As the myopic Psychoactive Substances Bill nears being waved through Parliament and into law, the future of alkyl nitrites — or, poppers — hangs in the balance, with the proposed ban set to have devastating consequences for some men who have sex with men (MSM).
On January 20, the Bill reaches the report stage before the House of Commons, and looks set to have its third reading that day, the government seemingly intent on ignoring the many proposed amendments to the legislation.
To say the Bill overreaches and is fundamentally flawed would be an understatement; indeed, its shortcomings are numerous, so much so that it is impossible to address them all here (see this briefing for more details). The ban on poppers in particular, though, is especially concerning as there's a very real risk that outlawing these will elevate the transmission of life-threatening viruses including HIV and increase the use of "hard drug"' among MSM in the UK.
A liquid chemical inhaled to give the user a short-term "rush," poppers dilate the blood vessels around the body, allowing more blood to enter the heart. This reduces blood pressure and relaxes voluntary and involuntary muscles, which in turn produces euphoria and disinhibition.
Poppers are widely-used in the UK by men who have sex with men. According to the Gay Men's Health Collective (GMHC), a “major wholesaler sold 180,000+ bottles to the UK in 2014; and in 2013, 300 people filled in a short anonymous survey for [charity] GMFA about using drugs while having sex 70.1% [of which] reported using poppers during sex”.
Experts argue that poppers reduce the risk of sexually transmitted infections and are essential to the sexual health of some MSM. The GMHC told TalkingDrugs that the combination of lubricant and poppers, "significantly reduces potential tearing or damage to the anal canal," adding, "if poppers are banned then the likelihood of serious harm increases and transmission of HIV, Hepatitis C and other STIs".
Any rise in sexually transmitted infections would be extremely concerning because of the already high prevalence of HIV and Hepatitis C among MSM. Currently one in seventeen MSM in the UK are HIV positive rising as high as one in eight MSM in London.

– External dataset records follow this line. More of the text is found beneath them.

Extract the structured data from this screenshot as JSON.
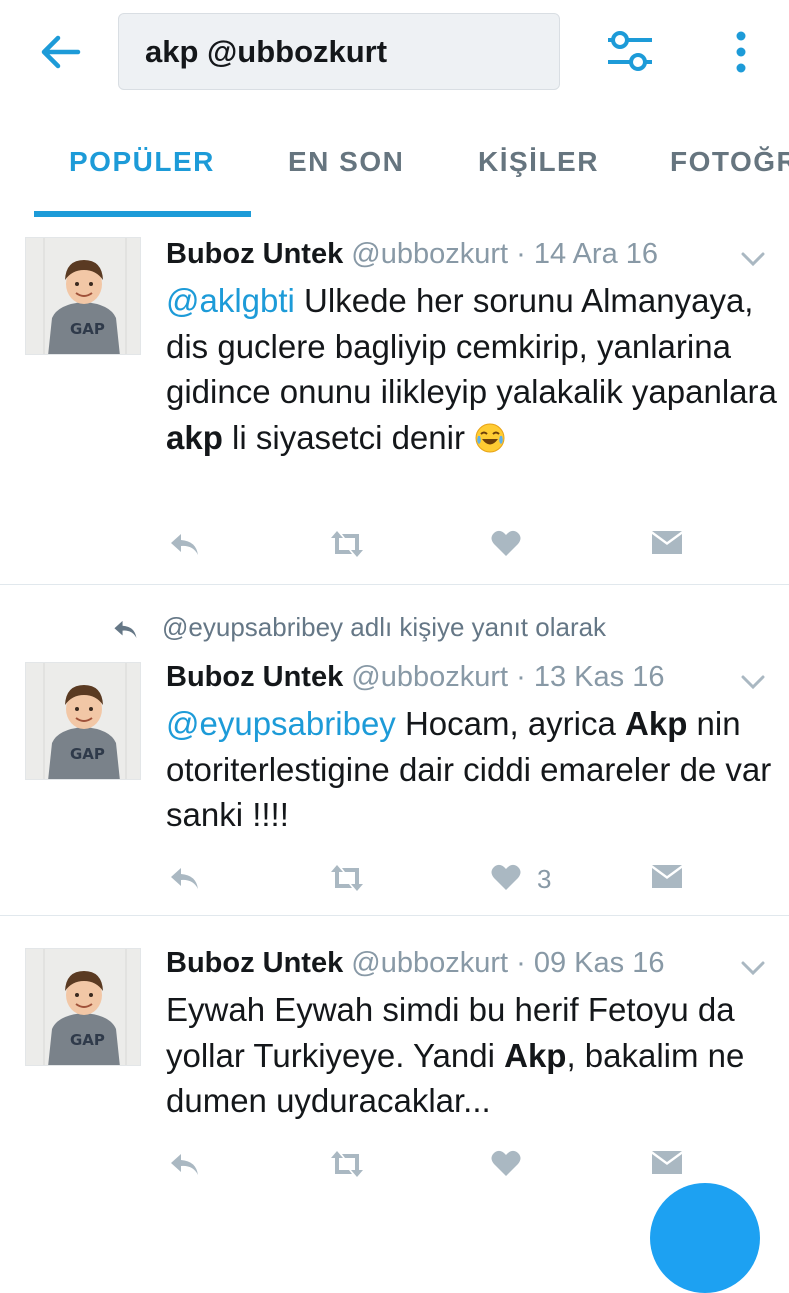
{
  "search": {
    "query": "akp @ubbozkurt"
  },
  "tabs": [
    {
      "label": "POPÜLER",
      "active": true
    },
    {
      "label": "EN SON",
      "active": false
    },
    {
      "label": "KİŞİLER",
      "active": false
    },
    {
      "label": "FOTOĞRAFLAR",
      "active": false
    }
  ],
  "tweets": [
    {
      "name": "Buboz Untek",
      "handle": "@ubbozkurt",
      "date": "· 14 Ara 16",
      "reply_context": "",
      "text_parts": [
        {
          "text": "@aklgbti",
          "style": "mention"
        },
        {
          "text": " Ulkede her sorunu Almanyaya, dis guclere bagliyip cemkirip, yanlarina gidince onunu ilikleyip yalakalik yapanlara ",
          "style": "plain"
        },
        {
          "text": "akp",
          "style": "bold"
        },
        {
          "text": " li siyasetci denir ",
          "style": "plain"
        }
      ],
      "emoji": "tears-of-joy-emoji",
      "likes": ""
    },
    {
      "name": "Buboz Untek",
      "handle": "@ubbozkurt",
      "date": "· 13 Kas 16",
      "reply_context": "@eyupsabribey adlı kişiye yanıt olarak",
      "text_parts": [
        {
          "text": "@eyupsabribey",
          "style": "mention"
        },
        {
          "text": " Hocam, ayrica ",
          "style": "plain"
        },
        {
          "text": "Akp",
          "style": "bold"
        },
        {
          "text": " nin otoriterlestigine dair ciddi emareler de var sanki !!!!",
          "style": "plain"
        }
      ],
      "emoji": "",
      "likes": "3"
    },
    {
      "name": "Buboz Untek",
      "handle": "@ubbozkurt",
      "date": "· 09 Kas 16",
      "reply_context": "",
      "text_parts": [
        {
          "text": "Eywah Eywah simdi bu herif Fetoyu da yollar Turkiyeye. Yandi ",
          "style": "plain"
        },
        {
          "text": "Akp",
          "style": "bold"
        },
        {
          "text": ", bakalim ne dumen uyduracaklar...",
          "style": "plain"
        }
      ],
      "emoji": "",
      "likes": ""
    }
  ],
  "colors": {
    "accent": "#1d9bd8",
    "muted": "#8899a6",
    "text": "#14171a"
  }
}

This demographic, approximately 2-3 percent of the population, accounted for 54 percent of new HIV diagnoses in 2013. Additionally 8.6 percent of HIV positive MSM in the UK are also suffering from Hepatitis C infection.
Although psychoactive substances like alcohol, caffeine and tobacco will be exempted under the legislation, the Conservative government has thus far refused to follow the advice of the Home Affairs Select Committee that poppers should be included in the list of exempted "traditional" drugs. A small cross-party coalition have similarly proposed an amendment prior to the report stage to exempt poppers, though the chances of that being considered look slim.
For a population already dealing with considerable stigma, the additional burden of criminalisation for a positive sexual health aid like poppers is extremely counterproductive to increasing engagement with health services and awareness of managing sexual risks.
Worryingly, increased sexual health dangers are not the only negative predicted consequences of outlawing poppers. The small-scale nature of the poppers scene means the drug is unlikely to be quickly supplied by the black market after it is banned, if at all.
Instead, people who use poppers could be drawn towards more "readily available" stimulant drugs like GHB/GBL, ecstasy, ketamine, amphetamines, and methamphetamine (crystal meth), to create the same high. “A gay man who has never considered taking anything else except poppers [would] be tempted/ introduced to a dose of GHB/GBL or ketamine to facilitate sex” GMHC said.
In contrast to drugs like GHB/GBL which notoriously have a very fine margin between euphoric high and overdose, poppers are a considered a relatively safe drug. As long as they are not ingested, poppers rarely result in long term health complications and any implication in drug-related deaths tends to be in conjuction with other drugs or related to long-term health problems.
Removing a widely-used and relatively safe substance like poppers could whip up a perfect storm; the Bill's potential impact on the MSM community is a chastening reminder of the politicisation of drug use over proven harm reduction measures.